Exercise material —
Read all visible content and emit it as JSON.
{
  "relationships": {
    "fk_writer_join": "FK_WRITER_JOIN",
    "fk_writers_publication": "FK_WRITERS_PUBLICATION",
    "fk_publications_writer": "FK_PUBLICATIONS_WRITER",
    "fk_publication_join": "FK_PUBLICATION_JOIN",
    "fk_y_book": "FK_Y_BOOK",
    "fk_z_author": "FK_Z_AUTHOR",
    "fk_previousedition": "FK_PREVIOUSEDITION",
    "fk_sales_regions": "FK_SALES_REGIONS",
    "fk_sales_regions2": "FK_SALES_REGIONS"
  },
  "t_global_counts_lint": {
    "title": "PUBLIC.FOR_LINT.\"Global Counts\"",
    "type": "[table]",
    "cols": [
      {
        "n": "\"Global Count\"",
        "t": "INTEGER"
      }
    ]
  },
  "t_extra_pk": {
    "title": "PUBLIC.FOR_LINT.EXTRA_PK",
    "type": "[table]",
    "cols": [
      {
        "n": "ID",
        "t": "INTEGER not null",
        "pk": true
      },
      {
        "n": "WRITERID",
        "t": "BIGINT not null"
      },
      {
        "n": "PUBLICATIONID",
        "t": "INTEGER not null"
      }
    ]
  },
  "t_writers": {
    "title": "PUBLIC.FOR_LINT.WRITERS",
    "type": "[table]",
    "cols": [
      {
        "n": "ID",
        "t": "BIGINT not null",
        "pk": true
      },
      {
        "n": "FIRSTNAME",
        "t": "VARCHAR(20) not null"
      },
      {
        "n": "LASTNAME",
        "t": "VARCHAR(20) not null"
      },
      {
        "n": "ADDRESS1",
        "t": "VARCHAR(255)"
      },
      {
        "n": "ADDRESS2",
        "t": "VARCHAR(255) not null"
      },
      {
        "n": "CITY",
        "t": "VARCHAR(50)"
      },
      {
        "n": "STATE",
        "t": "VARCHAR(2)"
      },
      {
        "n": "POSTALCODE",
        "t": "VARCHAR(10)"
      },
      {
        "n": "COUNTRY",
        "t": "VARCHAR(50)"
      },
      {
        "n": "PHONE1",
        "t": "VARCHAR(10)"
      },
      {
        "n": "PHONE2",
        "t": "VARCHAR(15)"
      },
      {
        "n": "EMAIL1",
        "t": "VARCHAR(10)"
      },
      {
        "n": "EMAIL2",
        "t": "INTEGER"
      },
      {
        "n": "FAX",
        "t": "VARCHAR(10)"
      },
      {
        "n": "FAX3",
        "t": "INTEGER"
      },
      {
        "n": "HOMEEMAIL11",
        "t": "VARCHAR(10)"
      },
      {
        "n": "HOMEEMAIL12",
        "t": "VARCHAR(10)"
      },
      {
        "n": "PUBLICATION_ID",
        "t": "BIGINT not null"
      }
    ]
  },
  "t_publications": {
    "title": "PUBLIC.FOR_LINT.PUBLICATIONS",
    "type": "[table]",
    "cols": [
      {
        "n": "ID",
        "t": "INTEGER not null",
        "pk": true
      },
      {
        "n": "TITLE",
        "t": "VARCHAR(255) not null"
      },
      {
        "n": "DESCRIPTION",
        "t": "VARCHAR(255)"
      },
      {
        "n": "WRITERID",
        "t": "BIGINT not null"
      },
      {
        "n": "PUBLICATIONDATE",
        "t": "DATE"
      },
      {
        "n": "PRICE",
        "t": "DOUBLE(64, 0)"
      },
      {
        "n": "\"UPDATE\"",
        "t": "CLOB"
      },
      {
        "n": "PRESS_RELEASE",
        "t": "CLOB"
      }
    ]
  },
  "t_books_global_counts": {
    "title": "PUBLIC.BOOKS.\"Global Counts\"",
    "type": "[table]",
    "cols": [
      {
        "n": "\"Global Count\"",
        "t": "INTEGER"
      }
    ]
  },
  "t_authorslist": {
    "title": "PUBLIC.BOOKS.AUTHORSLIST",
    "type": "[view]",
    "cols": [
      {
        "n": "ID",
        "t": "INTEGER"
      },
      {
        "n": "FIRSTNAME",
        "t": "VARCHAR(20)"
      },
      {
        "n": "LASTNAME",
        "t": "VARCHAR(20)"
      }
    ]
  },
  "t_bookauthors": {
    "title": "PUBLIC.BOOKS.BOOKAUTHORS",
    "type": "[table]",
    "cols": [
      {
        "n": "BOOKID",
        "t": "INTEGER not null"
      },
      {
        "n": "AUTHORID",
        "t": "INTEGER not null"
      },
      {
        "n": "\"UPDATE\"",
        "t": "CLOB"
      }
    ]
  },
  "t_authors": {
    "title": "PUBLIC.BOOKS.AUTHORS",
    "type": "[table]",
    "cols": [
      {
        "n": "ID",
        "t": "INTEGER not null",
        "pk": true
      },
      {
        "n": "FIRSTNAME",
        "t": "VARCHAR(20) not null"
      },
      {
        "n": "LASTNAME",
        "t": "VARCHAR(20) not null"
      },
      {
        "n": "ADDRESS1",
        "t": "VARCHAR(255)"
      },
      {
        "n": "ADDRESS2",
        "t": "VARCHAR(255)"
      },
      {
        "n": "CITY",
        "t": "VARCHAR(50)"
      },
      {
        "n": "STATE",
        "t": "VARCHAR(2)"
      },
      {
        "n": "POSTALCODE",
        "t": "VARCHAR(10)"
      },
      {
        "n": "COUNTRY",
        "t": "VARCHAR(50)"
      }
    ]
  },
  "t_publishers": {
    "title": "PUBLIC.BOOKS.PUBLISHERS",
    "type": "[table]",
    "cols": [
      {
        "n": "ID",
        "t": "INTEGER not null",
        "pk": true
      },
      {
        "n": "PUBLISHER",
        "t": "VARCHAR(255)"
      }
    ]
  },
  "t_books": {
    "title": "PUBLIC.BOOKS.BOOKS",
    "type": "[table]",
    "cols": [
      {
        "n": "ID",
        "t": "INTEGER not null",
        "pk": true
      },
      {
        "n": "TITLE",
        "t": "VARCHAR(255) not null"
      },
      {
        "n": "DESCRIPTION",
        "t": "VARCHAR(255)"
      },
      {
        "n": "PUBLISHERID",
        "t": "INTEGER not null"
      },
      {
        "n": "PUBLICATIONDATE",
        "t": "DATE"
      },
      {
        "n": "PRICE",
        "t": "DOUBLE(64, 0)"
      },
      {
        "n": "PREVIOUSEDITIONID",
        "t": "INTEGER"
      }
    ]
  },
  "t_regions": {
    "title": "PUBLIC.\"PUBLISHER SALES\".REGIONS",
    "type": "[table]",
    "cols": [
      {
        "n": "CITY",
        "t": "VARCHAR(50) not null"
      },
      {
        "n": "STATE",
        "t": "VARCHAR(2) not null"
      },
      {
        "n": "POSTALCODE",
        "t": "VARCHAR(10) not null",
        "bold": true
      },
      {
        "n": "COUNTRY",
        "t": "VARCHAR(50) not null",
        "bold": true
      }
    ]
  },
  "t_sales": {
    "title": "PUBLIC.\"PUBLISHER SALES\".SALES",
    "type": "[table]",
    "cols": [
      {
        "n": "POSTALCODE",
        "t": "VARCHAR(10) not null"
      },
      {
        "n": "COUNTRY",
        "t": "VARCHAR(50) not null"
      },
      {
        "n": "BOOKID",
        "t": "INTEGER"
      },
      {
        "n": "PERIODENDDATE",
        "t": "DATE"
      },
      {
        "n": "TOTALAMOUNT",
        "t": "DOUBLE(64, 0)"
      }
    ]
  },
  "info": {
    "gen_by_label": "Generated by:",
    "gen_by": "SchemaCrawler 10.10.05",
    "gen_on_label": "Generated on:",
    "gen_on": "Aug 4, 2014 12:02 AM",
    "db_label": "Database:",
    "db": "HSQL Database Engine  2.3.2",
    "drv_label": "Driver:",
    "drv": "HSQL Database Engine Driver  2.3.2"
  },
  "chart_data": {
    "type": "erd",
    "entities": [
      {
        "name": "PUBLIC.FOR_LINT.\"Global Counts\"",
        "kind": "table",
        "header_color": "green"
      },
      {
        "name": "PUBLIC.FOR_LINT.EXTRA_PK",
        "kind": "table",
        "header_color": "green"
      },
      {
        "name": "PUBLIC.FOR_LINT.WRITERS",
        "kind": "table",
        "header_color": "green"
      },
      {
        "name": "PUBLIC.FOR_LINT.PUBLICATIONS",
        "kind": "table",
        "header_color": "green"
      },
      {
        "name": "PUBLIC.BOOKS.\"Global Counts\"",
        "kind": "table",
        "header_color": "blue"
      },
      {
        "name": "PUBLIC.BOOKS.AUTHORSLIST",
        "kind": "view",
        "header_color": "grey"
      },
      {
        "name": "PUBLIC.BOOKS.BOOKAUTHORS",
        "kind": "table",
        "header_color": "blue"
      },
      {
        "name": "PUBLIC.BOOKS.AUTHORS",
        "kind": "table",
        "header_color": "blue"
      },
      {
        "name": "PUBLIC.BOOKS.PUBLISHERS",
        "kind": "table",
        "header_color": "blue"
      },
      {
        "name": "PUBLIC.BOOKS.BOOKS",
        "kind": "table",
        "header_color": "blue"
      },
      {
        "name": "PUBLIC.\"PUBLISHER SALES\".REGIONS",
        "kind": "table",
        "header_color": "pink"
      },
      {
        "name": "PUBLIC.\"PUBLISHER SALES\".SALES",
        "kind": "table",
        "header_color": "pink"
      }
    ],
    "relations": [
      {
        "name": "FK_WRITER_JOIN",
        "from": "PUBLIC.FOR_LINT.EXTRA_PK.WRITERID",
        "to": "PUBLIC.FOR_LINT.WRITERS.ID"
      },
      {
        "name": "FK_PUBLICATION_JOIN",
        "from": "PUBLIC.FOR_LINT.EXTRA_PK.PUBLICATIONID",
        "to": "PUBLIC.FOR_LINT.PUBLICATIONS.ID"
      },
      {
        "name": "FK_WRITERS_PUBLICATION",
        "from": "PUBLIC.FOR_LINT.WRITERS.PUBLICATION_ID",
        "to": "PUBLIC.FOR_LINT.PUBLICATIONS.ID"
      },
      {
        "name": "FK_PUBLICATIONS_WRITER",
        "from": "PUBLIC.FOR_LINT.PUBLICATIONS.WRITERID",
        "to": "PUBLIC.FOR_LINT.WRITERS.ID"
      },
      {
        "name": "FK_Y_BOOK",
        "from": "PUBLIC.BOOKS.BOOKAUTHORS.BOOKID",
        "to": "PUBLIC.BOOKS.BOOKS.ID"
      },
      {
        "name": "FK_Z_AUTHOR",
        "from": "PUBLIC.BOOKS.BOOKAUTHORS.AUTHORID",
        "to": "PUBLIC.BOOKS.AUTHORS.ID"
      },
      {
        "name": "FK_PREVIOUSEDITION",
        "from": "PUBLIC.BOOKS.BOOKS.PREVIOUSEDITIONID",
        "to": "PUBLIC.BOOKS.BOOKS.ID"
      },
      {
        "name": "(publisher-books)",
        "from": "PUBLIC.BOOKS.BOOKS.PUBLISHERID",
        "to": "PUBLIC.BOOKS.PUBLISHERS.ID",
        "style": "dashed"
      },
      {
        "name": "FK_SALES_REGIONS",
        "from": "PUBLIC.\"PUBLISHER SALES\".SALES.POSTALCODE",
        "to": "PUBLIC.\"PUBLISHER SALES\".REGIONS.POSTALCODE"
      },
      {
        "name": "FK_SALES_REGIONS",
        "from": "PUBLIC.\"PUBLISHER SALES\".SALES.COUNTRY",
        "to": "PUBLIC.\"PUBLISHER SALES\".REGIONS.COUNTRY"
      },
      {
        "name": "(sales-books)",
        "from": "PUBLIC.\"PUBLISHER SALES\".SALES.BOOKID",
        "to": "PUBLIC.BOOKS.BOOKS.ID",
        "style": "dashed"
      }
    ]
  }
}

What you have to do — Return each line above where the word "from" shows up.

Solution to the problem —
        "from": "PUBLIC.FOR_LINT.EXTRA_PK.WRITERID",
        "from": "PUBLIC.FOR_LINT.EXTRA_PK.PUBLICATIONID",
        "from": "PUBLIC.FOR_LINT.WRITERS.PUBLICATION_ID",
        "from": "PUBLIC.FOR_LINT.PUBLICATIONS.WRITERID",
        "from": "PUBLIC.BOOKS.BOOKAUTHORS.BOOKID",
        "from": "PUBLIC.BOOKS.BOOKAUTHORS.AUTHORID",
        "from": "PUBLIC.BOOKS.BOOKS.PREVIOUSEDITIONID",
        "from": "PUBLIC.BOOKS.BOOKS.PUBLISHERID",
        "from": "PUBLIC.\"PUBLISHER SALES\".SALES.POSTALCODE",
        "from": "PUBLIC.\"PUBLISHER SALES\".SALES.COUNTRY",
        "from": "PUBLIC.\"PUBLISHER SALES\".SALES.BOOKID",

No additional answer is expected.